It’s unsurprising that Andronicus found no takers. When the Shakespearean scholar Harold Bloom said of the play, “It’s just a bloodbath. There’s not a memorable line in it,” he could also have been giving coverage of the Bannon/Jones script. Other negative factors: the visual effects budget would have been huge, and casting a difficulty given the unpleasant nature of the title role. Overall, the concept, as executed on the page, hews closely to Camille Paglia’s view that Shakespeare’s play is “hilariously, intentionally funny … Titus Andronicus should be played by romping drag queens, so that its outrageous mannerisms clearly emerge.” Indeed, a savvy studio exec might have followed Bloom’s advice that “the best director to tackle the play would be Mel Brooks.”


One may speculate what a fixation on Titus Andronicus reveals about the man advising our next Leader of the Free World, and what it may portend: the nation—and the globe—anxiously await what “thousand dreadful things” may be in store. Certainly, the reports of Bannon’s violent personality dovetail with his fixation on Andronicus and its gory mayhem, to say nothing of its vengeful streak. Perhaps Bannon aspires to wreak Titus-style vengeance on the government agencies and financial institutions that depleted his telephone-lineman father’s retirement account. Or maybe it means nothing: after all, the Shakespeare-in-the-weird pitch is a perennial favorite in Hollywood. It allows the one pitching to show off his erudition (the Classics!), while evidencing his pop-culture savvy (“It’s Star Trek crossed with … ”)—a well-worn posture in a town of insecure intellects, many bred from modest origins who attended elite schools with a chip on their shoulder.

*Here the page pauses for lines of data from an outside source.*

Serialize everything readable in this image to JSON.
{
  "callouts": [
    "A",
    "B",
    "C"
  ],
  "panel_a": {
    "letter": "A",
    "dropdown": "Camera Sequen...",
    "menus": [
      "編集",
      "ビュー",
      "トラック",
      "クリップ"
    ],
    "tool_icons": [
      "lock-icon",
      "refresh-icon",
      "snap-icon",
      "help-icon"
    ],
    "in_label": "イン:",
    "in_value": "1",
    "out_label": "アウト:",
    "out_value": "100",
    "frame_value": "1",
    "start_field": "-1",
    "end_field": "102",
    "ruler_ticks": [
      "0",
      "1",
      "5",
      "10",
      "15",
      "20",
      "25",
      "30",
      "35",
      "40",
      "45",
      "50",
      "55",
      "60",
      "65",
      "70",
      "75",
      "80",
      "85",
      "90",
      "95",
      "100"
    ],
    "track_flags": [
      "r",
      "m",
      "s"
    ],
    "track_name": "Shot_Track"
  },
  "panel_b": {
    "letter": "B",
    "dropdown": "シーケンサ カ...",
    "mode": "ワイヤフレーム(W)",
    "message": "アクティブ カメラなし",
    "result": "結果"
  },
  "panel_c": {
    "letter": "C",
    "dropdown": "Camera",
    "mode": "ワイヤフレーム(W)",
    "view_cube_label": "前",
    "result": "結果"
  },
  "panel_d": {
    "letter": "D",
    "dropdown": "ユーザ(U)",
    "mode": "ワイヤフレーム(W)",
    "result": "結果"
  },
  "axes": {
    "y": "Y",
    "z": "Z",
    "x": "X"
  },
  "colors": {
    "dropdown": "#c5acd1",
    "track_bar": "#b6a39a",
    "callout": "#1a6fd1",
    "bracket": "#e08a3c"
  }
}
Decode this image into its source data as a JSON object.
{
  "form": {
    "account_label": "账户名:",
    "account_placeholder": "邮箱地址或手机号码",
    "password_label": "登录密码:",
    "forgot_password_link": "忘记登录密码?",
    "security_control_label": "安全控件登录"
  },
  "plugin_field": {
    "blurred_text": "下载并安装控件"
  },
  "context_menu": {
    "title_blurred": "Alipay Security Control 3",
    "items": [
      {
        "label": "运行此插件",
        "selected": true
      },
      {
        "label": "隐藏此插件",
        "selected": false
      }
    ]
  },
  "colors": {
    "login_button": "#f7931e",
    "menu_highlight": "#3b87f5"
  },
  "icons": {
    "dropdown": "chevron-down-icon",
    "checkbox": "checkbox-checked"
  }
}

“Yep, that’s him,” said Jones, agreeing with this characterization of her former cowriter, from her home in Boston where she has begun production on a movie about Giordano Bruno, the sixteenth-century cosmologist and heretic monk burned at the stake. One can see Bannon affecting the same heretical stance. Not long after 9/11, Jones says, Bannon began taking meetings with emissaries from the GOP’s most conservative wing, seeking their own Michael Moore-ish documentarian to propagandize to America. At the same time, Bannon joined a handful of show runners and studio execs, a thin strata of the talent ranks, and a smattering of film financiers with politically conservative leanings—whose complaints of feeling ostracized in the company town have roots in the dark days when some named names and some didn’t.

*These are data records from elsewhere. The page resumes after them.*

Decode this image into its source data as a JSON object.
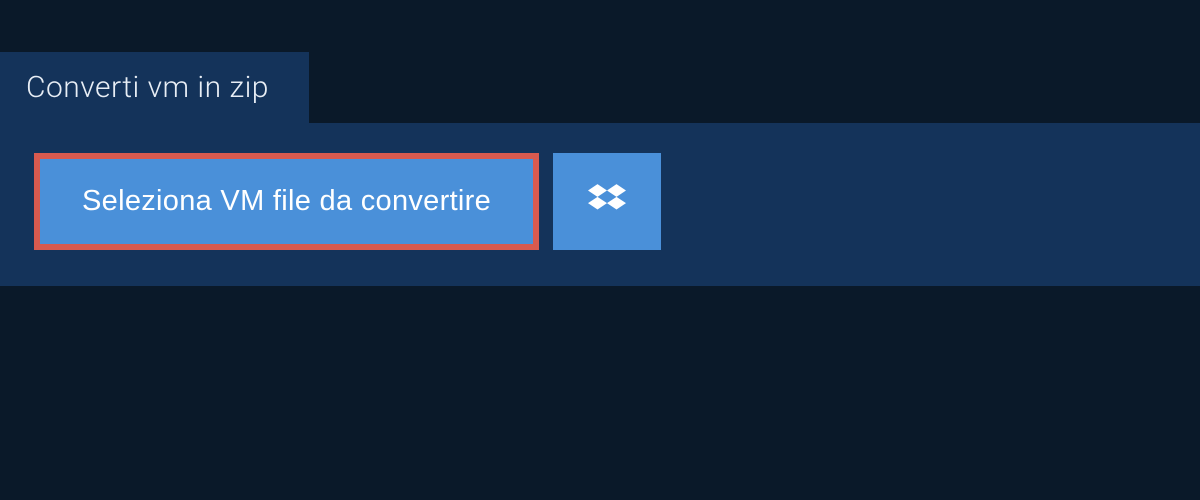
{
  "tab": {
    "label": "Converti vm in zip"
  },
  "actions": {
    "select_file_label": "Seleziona VM file da convertire"
  }
}
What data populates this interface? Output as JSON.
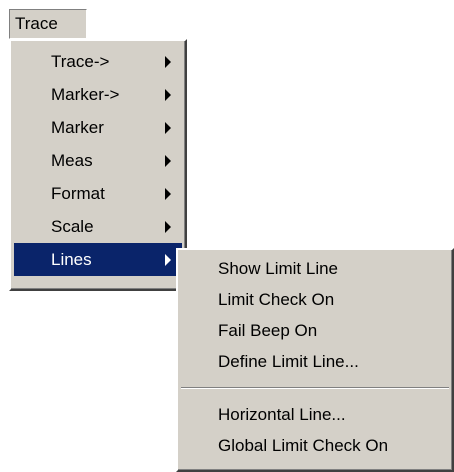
{
  "menubar": {
    "trace_label": "Trace"
  },
  "trace_menu": {
    "items": [
      {
        "label": "Trace->",
        "has_submenu": true
      },
      {
        "label": "Marker->",
        "has_submenu": true
      },
      {
        "label": "Marker",
        "has_submenu": true
      },
      {
        "label": "Meas",
        "has_submenu": true
      },
      {
        "label": "Format",
        "has_submenu": true
      },
      {
        "label": "Scale",
        "has_submenu": true
      },
      {
        "label": "Lines",
        "has_submenu": true,
        "highlighted": true
      }
    ]
  },
  "lines_submenu": {
    "group1": [
      {
        "label": "Show Limit Line"
      },
      {
        "label": "Limit Check On"
      },
      {
        "label": "Fail Beep On"
      },
      {
        "label": "Define Limit Line..."
      }
    ],
    "group2": [
      {
        "label": "Horizontal Line..."
      },
      {
        "label": "Global Limit Check On"
      }
    ]
  },
  "colors": {
    "menu_background": "#d4d0c8",
    "highlight_background": "#0a246a",
    "highlight_text": "#ffffff"
  },
  "icons": {
    "submenu_arrow": "chevron-right-icon"
  }
}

Bannon apparently frequented right-wing meetings such as David Horowitz’s Wednesday Morning Club, at the Beverly Hills Hotel; or semi-clandestine gatherings of the Friends of Abe, which has counted Clint Eastwood, Gary Sinise, Jon Voight, and Kelsey Grammer among its members. Bannon’s only award was Best Documentary—not from the Academy, mind you, but from the now-defunct Liberty Film Festival—for In the Face of Evil, his cinematic paean to Ronald Reagan, an attempt to be the Leni Riefenstahl of the Tea Party. It was also the last project Jones worked on with Bannon, she says, having become uneasy with his politics.

In Bannon’s case, it is unsettling to reference the old truism that success in show business is measured only by your last hit, knowing that he had no hits, and that the stakes in the real West Wing are infinitely higher than any ratings or weekend box-office tally. But if Bannon flops in Washington, maybe Hollywood would take him back and finally produce another screenplay he and Jones completed together. The pitch: Shakespeare’s Coriolanus as a rap musical, set in South Central Los Angeles during the Rodney King riots.

Rex Weiner is a contributing reporter for Capital and Main and his screen credits include the TV series Miami Vice, as well as the 20th Century Fox feature film The Adventures of Ford Fairlane.